Readers' Submissions

Smiling Will Make Your Thailand Holiday

  • Written by John Daysh
  • November 23rd, 2010
  • 5 min read


The first time I arrived for a brief stopover holiday in Thailand I had no idea about Thai people and the culture of the smile. The air hosts and hostesses on Thai Airways sure were friendly and I was impressed by their ever-present glowing smiles. By the time I got to my hotel in Bangkok I was certainly not smiling. In fact, I was in a positively foul mood. I hadn’t slept in 24 hours, my stomach was unsettled, I had a headache, I was dripping sweat and my heavy backpack was cutting deep, painful grooves into my shoulders. I stumbled into the hotel lobby and slumped on the counter. The lovely receptionist gave me a big smile but I didn’t return it. I couldn’t. I just wanted to lie down in an ice-cold room. I told her I had a reservation and handed over my passport. She clicked away at her computer, looked and smiled at me again and told me they had no record of my reservation. This was all I needed. I gave a growl of annoyance, slammed my fist on the counter and demanded to see the manager. She arrived, smiled at me and told me that I did not have a reservation and that they had no vacancies. I stormed back out onto the street muttering away to myself. Thank goodness I didn’t have a couple of kids to drag along as well.

I badly needed a cold drink while I figured out my next move. It was either that or strangle the next smiling person I saw. I collapsed on a bar stool in a nearby pub and ordered a soda with ice. Lots of ice. A friendly Westerner took a seat next to me and gave me a big smile. My hands twitched. I took a deep breath and explained my predicament. He told me that he knew for a fact that the hotel was not full.

“Boy,” he said, “you must have done something to really upset them. Did you try smiling?”

I asked him what I had to smile about right now and he roared with laughter. Then he gave me a piece of advice that changed my life.

This is what he said: “Smile. Smile a lot. Smile through thick and thin. Smiling will MAKE your Thailand holiday. You can achieve just about as much in Thailand with a smile as you can with cold hard cash.”

I was lucky. I learned this lesson on Hour One, Day One of Holiday One in Thailand.

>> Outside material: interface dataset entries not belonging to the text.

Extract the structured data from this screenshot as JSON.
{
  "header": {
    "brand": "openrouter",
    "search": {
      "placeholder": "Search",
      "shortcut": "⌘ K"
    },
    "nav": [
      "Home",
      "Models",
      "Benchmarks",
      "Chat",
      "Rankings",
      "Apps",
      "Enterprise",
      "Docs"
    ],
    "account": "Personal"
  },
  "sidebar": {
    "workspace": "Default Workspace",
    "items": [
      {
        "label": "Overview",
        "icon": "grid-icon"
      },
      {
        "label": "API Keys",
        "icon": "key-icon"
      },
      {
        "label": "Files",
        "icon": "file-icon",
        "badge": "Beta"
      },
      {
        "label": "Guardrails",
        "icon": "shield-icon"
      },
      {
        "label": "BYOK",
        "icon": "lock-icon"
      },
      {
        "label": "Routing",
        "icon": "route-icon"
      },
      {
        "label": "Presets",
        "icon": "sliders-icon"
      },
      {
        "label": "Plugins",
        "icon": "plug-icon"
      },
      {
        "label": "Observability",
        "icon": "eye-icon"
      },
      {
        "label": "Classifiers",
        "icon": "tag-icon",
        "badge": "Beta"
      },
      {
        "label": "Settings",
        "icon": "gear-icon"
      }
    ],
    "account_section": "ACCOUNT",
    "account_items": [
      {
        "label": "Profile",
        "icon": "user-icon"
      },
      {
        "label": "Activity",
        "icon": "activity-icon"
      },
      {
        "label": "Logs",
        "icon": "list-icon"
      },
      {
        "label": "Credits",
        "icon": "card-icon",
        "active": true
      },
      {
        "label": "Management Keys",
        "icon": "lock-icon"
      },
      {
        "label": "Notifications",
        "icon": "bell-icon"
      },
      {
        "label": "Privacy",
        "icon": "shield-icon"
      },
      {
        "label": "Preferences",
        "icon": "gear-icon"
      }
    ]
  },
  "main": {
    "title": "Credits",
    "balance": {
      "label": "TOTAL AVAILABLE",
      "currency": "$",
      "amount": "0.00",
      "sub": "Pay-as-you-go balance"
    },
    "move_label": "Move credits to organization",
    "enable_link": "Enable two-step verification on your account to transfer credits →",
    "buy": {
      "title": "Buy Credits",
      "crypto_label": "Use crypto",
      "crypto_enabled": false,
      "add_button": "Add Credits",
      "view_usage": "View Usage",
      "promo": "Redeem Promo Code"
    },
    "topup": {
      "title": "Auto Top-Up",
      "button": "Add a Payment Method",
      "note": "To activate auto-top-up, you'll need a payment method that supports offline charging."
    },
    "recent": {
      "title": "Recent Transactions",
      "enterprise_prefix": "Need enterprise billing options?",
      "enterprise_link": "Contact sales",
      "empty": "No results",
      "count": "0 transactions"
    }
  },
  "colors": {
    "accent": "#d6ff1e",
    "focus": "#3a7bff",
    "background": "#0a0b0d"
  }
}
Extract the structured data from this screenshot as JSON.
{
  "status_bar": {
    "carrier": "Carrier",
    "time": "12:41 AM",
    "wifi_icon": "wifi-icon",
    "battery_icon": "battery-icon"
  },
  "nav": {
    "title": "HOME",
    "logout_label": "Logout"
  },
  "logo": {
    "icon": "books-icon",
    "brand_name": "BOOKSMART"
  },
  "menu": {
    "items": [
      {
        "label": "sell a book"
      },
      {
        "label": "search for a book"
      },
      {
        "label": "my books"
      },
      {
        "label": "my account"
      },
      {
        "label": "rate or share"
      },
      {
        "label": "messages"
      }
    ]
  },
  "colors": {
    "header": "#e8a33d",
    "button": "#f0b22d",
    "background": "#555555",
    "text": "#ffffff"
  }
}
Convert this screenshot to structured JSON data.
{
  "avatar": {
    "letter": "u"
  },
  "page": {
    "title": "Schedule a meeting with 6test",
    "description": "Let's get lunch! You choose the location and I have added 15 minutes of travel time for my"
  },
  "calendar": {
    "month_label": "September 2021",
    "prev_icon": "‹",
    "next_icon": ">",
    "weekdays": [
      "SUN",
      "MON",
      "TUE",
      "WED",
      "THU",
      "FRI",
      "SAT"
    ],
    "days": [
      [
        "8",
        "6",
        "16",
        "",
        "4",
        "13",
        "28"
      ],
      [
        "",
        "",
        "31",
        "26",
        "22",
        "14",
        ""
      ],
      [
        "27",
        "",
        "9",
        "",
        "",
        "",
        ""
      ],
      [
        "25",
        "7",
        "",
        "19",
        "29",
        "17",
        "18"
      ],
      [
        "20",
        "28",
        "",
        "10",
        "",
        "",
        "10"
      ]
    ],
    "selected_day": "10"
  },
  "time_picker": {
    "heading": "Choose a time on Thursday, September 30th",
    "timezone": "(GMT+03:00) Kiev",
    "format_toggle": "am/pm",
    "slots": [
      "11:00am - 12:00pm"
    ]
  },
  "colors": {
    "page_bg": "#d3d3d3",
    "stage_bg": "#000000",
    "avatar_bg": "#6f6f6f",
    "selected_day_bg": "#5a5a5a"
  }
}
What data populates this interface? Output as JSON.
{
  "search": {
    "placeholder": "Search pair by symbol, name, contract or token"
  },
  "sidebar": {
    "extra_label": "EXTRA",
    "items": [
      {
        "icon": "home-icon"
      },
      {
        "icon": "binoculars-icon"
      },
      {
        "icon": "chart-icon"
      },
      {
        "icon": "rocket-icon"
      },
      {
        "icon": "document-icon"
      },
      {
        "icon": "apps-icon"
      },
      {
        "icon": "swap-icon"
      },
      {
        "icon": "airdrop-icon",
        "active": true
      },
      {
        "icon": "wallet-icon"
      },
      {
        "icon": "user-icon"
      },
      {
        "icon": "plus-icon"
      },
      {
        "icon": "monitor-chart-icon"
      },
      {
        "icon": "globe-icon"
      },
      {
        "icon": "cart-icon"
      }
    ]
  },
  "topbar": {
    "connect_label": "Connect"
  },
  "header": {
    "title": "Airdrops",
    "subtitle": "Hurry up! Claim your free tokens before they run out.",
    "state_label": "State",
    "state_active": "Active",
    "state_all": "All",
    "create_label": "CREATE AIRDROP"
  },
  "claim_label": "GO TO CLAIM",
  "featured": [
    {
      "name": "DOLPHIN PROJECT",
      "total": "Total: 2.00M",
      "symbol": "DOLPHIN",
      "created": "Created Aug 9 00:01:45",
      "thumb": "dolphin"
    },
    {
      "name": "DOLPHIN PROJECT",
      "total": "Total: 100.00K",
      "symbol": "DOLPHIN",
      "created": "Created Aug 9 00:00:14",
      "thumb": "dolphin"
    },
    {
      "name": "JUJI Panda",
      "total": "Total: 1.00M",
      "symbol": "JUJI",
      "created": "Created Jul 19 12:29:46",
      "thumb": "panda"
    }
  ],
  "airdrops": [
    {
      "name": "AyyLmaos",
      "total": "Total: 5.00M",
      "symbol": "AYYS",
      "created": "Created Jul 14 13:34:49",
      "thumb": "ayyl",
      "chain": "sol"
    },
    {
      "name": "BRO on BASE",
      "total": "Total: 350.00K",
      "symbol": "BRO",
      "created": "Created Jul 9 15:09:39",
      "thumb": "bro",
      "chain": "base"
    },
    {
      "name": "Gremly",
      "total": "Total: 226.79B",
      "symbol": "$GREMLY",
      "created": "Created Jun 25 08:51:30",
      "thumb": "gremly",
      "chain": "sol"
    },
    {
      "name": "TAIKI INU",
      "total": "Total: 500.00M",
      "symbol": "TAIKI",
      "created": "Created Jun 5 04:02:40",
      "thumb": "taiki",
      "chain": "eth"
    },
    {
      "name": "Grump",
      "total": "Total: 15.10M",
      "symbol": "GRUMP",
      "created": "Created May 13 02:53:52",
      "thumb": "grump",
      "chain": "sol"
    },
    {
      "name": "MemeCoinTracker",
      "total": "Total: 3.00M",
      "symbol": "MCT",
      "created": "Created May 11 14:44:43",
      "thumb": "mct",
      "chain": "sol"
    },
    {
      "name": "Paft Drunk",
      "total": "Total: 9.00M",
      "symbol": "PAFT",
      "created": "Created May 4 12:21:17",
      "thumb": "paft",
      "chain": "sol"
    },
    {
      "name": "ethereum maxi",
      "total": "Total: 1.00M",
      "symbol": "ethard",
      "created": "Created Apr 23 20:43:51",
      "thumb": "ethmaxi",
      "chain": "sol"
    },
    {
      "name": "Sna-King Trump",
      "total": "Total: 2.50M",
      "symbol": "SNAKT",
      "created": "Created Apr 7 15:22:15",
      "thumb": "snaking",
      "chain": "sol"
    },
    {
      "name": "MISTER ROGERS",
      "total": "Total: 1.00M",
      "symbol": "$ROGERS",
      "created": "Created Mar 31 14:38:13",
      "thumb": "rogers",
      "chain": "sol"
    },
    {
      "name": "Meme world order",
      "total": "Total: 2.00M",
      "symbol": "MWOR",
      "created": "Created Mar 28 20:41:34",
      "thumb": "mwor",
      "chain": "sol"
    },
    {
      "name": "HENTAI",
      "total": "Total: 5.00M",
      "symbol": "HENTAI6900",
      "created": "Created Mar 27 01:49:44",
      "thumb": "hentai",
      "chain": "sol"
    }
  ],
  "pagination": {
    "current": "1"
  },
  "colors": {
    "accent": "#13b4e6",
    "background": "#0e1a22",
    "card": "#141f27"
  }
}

I made over a dozen subsequent trips to Thailand and now I live here. I love this place. I smile every day and people smile at me every day and I am happy. Oh, and I checked the reservation receipt in the bottom of my pack and yes, that’s right; I had the wrong hotel.

Thailand is widely known as the “Land of Smiles” and for good reason too. The smile is a very important and complex form of communication and while you are on holiday in Thailand the sight of smiling Thai people will be a very common one. The Thais are fun people. They love nothing more than having fun or Sanook. They want you to have Sanook too and if they can see that you are smiling and happy then they will open up and enjoy with you. In fact, if you behave in an open, friendly and smiley manner they will move mountains for you. I have experienced this time and time again.

You don’t believe me? I challenge you to give your best smile to a Thai person and I guarantee that an even wider one will be returned. Do it ten, twenty times a day and your stay will be an enjoyable one. You may be tired, you may miss your home-cooked meals and your own bed and you may be struggling with the climate. Keep smiling. Practice on the hotel and restaurant staff, on your drivers and tour guides. Let it become a habit. Then try one out on a street-food vendor and then a stranger on the BTS Skytrain. They won’t let you down. The Thai people genuinely want you to enjoy their country and participate in their culture. They take great pride in this and if they can see that you are happy then it makes them feel good about tourists in their country. Attitudes towards foreigners improve, service improves, your travel experiences become richer and happier and you may even make a few Thai friends. They will always be happy to exchange a few words in English or teach you a few words in Thai. It’s a win-win situation and it always starts with a smile.

Unfortunately there are too many tourists who resort to threats and anger and show their annoyance when things don’t go exactly how they want. The best way to smooth things over is to be flexible, accept that some things are done differently than in the West, and keep that smile on your face. As much as I guarantee that smiling works in Thailand, I also guarantee that expressing annoyance or anger does not. You will get nowhere with Thais with a surly, unsmiling and bullish approach. What may work in the West does not work in the Land of Smiles. Slamming your fist on the counter and demanding to see the manager like I did will close more doors than it will open. When you are hot and tired and want to lie down in an ice-cold room, you really need that hotel room door to open. All I had to do when I was told that the hotel did not have my reservation was smile and ask if they had any rooms available. I didn’t, but I’m glad I didn’t because the advice I got from that friendly Westerner in that Bangkok bar was gold. Pure gold.

Keep smiling : )


Stickman's thoughts:

For sure, miles are a great way to break the ice in Thailand as well as diffuse what could become "a situation".